## [Exercise inputs]
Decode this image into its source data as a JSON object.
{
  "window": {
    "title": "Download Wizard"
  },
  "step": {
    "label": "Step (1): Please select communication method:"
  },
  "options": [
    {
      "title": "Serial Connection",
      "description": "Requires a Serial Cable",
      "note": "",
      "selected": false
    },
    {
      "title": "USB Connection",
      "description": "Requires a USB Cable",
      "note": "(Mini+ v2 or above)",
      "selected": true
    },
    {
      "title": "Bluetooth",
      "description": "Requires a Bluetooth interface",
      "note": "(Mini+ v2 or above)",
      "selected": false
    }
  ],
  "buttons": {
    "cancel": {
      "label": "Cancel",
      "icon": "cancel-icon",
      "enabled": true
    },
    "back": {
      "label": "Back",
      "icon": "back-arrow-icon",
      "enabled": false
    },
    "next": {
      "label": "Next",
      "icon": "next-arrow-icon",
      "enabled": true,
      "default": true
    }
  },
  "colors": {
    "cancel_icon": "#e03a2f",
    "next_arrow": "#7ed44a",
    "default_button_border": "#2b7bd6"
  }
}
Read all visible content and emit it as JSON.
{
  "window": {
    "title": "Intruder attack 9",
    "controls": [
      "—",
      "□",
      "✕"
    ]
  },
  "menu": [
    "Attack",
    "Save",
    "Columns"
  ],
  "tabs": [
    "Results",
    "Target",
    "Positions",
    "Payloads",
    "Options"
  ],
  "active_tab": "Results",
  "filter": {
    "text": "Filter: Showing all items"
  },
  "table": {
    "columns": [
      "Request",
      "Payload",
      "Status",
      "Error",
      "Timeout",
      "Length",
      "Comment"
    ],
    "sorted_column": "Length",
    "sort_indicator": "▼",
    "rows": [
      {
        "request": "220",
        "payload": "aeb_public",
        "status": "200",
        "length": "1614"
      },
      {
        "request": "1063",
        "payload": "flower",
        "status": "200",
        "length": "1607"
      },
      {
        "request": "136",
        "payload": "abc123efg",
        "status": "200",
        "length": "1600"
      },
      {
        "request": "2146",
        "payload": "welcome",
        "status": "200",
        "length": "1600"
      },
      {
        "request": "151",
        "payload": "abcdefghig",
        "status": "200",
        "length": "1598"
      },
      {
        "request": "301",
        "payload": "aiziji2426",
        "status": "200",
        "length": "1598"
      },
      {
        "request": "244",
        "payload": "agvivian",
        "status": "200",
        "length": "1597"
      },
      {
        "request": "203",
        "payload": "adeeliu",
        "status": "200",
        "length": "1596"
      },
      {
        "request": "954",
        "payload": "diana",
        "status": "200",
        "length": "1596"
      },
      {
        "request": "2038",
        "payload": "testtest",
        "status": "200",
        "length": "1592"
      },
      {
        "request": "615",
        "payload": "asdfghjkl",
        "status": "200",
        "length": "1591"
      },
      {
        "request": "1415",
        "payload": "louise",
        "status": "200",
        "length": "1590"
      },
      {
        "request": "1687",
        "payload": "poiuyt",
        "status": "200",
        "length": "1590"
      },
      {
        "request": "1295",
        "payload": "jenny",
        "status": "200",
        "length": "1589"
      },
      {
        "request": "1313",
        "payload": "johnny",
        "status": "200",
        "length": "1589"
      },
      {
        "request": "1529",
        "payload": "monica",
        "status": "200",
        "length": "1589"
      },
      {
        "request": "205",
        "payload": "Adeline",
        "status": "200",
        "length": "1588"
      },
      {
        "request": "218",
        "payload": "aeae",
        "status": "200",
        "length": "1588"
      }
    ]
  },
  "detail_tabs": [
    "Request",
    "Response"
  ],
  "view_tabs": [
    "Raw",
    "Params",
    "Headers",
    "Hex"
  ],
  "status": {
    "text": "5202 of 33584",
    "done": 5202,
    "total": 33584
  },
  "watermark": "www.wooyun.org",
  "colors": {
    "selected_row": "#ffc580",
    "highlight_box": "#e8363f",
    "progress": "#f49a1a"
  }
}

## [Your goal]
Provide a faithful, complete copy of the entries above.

## [Output for this task]
Decode this image into its source data as a JSON object.
{
  "window": {
    "title": "Download Wizard"
  },
  "step": {
    "label": "Step (1): Please select communication method:"
  },
  "options": [
    {
      "title": "Serial Connection",
      "description": "Requires a Serial Cable",
      "note": "",
      "selected": false
    },
    {
      "title": "USB Connection",
      "description": "Requires a USB Cable",
      "note": "(Mini+ v2 or above)",
      "selected": true
    },
    {
      "title": "Bluetooth",
      "description": "Requires a Bluetooth interface",
      "note": "(Mini+ v2 or above)",
      "selected": false
    }
  ],
  "buttons": {
    "cancel": {
      "label": "Cancel",
      "icon": "cancel-icon",
      "enabled": true
    },
    "back": {
      "label": "Back",
      "icon": "back-arrow-icon",
      "enabled": false
    },
    "next": {
      "label": "Next",
      "icon": "next-arrow-icon",
      "enabled": true,
      "default": true
    }
  },
  "colors": {
    "cancel_icon": "#e03a2f",
    "next_arrow": "#7ed44a",
    "default_button_border": "#2b7bd6"
  }
}
Read all visible content and emit it as JSON.
{
  "window": {
    "title": "Intruder attack 9",
    "controls": [
      "—",
      "□",
      "✕"
    ]
  },
  "menu": [
    "Attack",
    "Save",
    "Columns"
  ],
  "tabs": [
    "Results",
    "Target",
    "Positions",
    "Payloads",
    "Options"
  ],
  "active_tab": "Results",
  "filter": {
    "text": "Filter: Showing all items"
  },
  "table": {
    "columns": [
      "Request",
      "Payload",
      "Status",
      "Error",
      "Timeout",
      "Length",
      "Comment"
    ],
    "sorted_column": "Length",
    "sort_indicator": "▼",
    "rows": [
      {
        "request": "220",
        "payload": "aeb_public",
        "status": "200",
        "length": "1614"
      },
      {
        "request": "1063",
        "payload": "flower",
        "status": "200",
        "length": "1607"
      },
      {
        "request": "136",
        "payload": "abc123efg",
        "status": "200",
        "length": "1600"
      },
      {
        "request": "2146",
        "payload": "welcome",
        "status": "200",
        "length": "1600"
      },
      {
        "request": "151",
        "payload": "abcdefghig",
        "status": "200",
        "length": "1598"
      },
      {
        "request": "301",
        "payload": "aiziji2426",
        "status": "200",
        "length": "1598"
      },
      {
        "request": "244",
        "payload": "agvivian",
        "status": "200",
        "length": "1597"
      },
      {
        "request": "203",
        "payload": "adeeliu",
        "status": "200",
        "length": "1596"
      },
      {
        "request": "954",
        "payload": "diana",
        "status": "200",
        "length": "1596"
      },
      {
        "request": "2038",
        "payload": "testtest",
        "status": "200",
        "length": "1592"
      },
      {
        "request": "615",
        "payload": "asdfghjkl",
        "status": "200",
        "length": "1591"
      },
      {
        "request": "1415",
        "payload": "louise",
        "status": "200",
        "length": "1590"
      },
      {
        "request": "1687",
        "payload": "poiuyt",
        "status": "200",
        "length": "1590"
      },
      {
        "request": "1295",
        "payload": "jenny",
        "status": "200",
        "length": "1589"
      },
      {
        "request": "1313",
        "payload": "johnny",
        "status": "200",
        "length": "1589"
      },
      {
        "request": "1529",
        "payload": "monica",
        "status": "200",
        "length": "1589"
      },
      {
        "request": "205",
        "payload": "Adeline",
        "status": "200",
        "length": "1588"
      },
      {
        "request": "218",
        "payload": "aeae",
        "status": "200",
        "length": "1588"
      }
    ]
  },
  "detail_tabs": [
    "Request",
    "Response"
  ],
  "view_tabs": [
    "Raw",
    "Params",
    "Headers",
    "Hex"
  ],
  "status": {
    "text": "5202 of 33584",
    "done": 5202,
    "total": 33584
  },
  "watermark": "www.wooyun.org",
  "colors": {
    "selected_row": "#ffc580",
    "highlight_box": "#e8363f",
    "progress": "#f49a1a"
  }
}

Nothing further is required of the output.